- www. telusplanet.net/public/cnangler/html/home.htm – This is a superb web site with all you need to know about this fabulous region including a fly tying section which covers about every possibility and more. It will also link you to the Crowsnest angler. This is a fly shop run by Vic Bergman whom you can contact if you wish to arrange a guide.
- www. flyfishalberta.com/rivers/index.htm – This site provides information on a range of important rivers.
- www. members.shaw.ca/ramriver – Lots of info. About the Ram river system.
- www. telusplanet.net/public/iceriver – This company publishes a set of 9 detailed fishing maps of the more popular areas of Alberta.
- www. canadamaps.ca – An excellent source for a whole variety of maps for the region from tourist to topographic maps.
They are very helpful and if you give them some details of the area you are visiting you will get excellent advice concerning the maps you need. They will post them to you in the U.K.
- www.parkscanada.gc.ca/index_e.asp – Access to all the mountain parks.

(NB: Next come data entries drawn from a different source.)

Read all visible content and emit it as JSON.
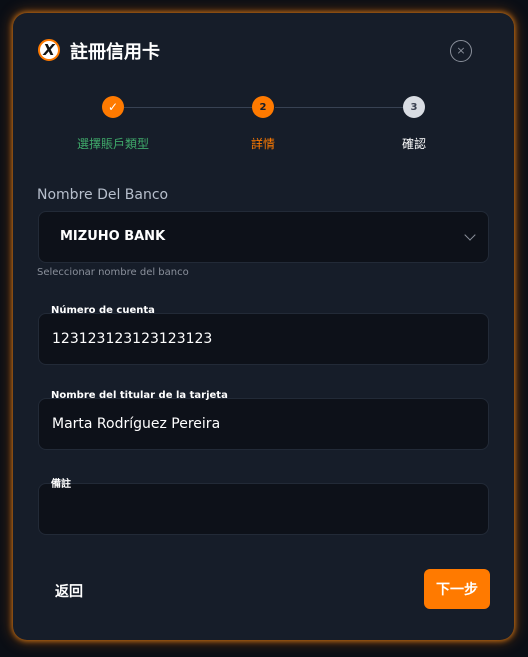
{
  "dialog": {
    "title": "註冊信用卡",
    "logo_text": "X",
    "close_icon": "×"
  },
  "steps": [
    {
      "label": "選擇賬戶類型",
      "status": "completed",
      "icon": "✓"
    },
    {
      "label": "詳情",
      "status": "active",
      "number": "2"
    },
    {
      "label": "確認",
      "status": "pending",
      "number": "3"
    }
  ],
  "bank": {
    "label": "Nombre Del Banco",
    "value": "MIZUHO BANK",
    "helper": "Seleccionar nombre del banco"
  },
  "account_number": {
    "label": "Número de cuenta",
    "value": "123123123123123123"
  },
  "card_holder": {
    "label": "Nombre del titular de la tarjeta",
    "value": "Marta Rodríguez Pereira"
  },
  "notes": {
    "label": "備註",
    "value": ""
  },
  "footer": {
    "back_label": "返回",
    "next_label": "下一步"
  },
  "colors": {
    "accent": "#ff7a00",
    "completed_label": "#3fa96a",
    "background": "#161d29"
  }
}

- www.3gov.ab.ca/srd/fw/bearfacts/index.html – Bear safety. Official advice from the govt. of Alberta
- “Fishing the Canadian Rockies” by Joey Ambrosi pub. Assiniboine productions IBSN 0-9688677-0-7
- “Alberta’s trout highway” by Barry Mitchell pub. Nomad Creek books IBSN 0-9688603-0-3
Between them, these books cover in great detail everything I have said and a lot more. They are must buys.